To meet its 50% RE target, Queensland will need around 5500 MW of large-scale renewable energy generation between now and 2030, which could attract almost $10 billion of private investment and create more than 10,000 jobs, the CEC calculates. Investors stand at the ready, with around 17,000 MW of new large-scale renewable energy projects with secured planning approvals.
“However, while the state has made significant strides during the past four years in raising the level of clean energy generation off a low-base, investment in Queensland is stagnating,” Thorton warns. “This is in large part due to inadequate transmission capacity, the many complex hurdles for connecting new generators and increasing constraints being placed on many operating solar and wind farms. The lack of long-term federal energy policy has also played a material role in this slow down.”
According to the CEC data, only three large-scale projects were financially committed in the 18 months between January 2019 and June 2020. This compares with eight projects being financially committed during the 2018 calendar year and 19 projects in the 2017 calendar year. That is why the development of Queensland’s REZs is much needed at this point to give impetus to the Sunshine State’s renewable energy sector.
Another chance for Queensland to develop policies that will deliver its targets of 50% renewable energy by 2030 or net zero emissions by 2050 is the upcoming state elections, scheduled for October 31. As Queenslanders ready to head to the polls, the CEC has recently issued policy recommendations for all parties that would build up investor confidence and turn Queensland into a low-cost, clean energy superpower.

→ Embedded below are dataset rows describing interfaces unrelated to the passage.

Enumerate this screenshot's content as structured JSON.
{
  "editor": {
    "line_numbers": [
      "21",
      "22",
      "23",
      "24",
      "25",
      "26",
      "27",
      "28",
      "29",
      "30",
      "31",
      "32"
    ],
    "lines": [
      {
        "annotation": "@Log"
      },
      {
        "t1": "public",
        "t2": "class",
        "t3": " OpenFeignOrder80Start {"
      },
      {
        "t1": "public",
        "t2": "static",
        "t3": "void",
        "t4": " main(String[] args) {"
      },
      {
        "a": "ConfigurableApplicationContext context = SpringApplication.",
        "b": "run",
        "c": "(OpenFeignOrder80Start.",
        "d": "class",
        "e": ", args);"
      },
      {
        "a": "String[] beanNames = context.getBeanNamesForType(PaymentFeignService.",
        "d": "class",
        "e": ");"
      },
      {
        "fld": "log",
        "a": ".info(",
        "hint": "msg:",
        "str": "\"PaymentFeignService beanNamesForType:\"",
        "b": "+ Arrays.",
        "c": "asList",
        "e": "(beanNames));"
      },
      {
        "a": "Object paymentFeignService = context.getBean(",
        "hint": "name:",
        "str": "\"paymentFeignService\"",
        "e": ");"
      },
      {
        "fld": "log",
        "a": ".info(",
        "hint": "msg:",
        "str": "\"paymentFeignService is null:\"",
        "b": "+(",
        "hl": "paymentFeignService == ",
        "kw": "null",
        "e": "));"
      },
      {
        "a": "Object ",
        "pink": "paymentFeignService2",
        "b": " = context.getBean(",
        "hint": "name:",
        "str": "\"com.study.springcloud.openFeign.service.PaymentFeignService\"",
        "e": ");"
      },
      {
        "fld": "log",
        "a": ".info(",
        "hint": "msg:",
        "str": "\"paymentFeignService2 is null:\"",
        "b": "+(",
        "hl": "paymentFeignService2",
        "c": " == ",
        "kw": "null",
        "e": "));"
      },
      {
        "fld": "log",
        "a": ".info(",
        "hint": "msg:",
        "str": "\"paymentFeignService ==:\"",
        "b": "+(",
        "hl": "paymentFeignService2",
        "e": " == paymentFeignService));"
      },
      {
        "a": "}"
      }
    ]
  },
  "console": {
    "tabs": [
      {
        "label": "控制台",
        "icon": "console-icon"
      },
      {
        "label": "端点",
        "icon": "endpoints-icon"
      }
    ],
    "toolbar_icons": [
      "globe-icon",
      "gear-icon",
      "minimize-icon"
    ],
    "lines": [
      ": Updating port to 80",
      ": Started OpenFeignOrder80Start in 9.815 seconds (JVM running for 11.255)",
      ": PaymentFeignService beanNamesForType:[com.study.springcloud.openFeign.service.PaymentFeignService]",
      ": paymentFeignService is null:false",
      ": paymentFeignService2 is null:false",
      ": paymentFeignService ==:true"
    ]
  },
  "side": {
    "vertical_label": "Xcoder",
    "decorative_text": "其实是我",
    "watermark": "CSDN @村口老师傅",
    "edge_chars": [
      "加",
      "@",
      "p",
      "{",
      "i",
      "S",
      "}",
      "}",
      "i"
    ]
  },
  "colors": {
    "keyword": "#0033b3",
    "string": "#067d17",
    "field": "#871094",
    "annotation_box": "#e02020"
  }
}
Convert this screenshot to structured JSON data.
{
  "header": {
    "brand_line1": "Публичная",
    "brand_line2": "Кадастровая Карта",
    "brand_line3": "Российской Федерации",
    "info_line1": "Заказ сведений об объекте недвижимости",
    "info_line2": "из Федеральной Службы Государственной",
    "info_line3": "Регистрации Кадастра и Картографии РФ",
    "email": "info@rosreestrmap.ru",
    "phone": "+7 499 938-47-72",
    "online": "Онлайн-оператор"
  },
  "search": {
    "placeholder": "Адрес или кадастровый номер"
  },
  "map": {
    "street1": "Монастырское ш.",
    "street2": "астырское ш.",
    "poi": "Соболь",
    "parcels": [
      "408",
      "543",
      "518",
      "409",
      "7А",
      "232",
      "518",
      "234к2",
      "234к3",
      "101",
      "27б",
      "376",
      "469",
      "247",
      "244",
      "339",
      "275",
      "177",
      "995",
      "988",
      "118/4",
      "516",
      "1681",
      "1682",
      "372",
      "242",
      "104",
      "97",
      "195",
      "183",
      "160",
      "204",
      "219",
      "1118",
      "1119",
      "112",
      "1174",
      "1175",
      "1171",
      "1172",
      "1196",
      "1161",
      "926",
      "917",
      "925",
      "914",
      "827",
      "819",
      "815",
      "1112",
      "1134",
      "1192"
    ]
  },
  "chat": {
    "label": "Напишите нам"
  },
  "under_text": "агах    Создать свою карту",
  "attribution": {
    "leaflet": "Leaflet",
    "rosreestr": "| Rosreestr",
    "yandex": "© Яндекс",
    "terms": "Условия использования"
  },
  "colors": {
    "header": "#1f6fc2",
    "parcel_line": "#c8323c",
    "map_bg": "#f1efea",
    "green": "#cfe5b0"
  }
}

Source: PV Magazine Australia
Image: Annastacia Palaszczuk, Twitter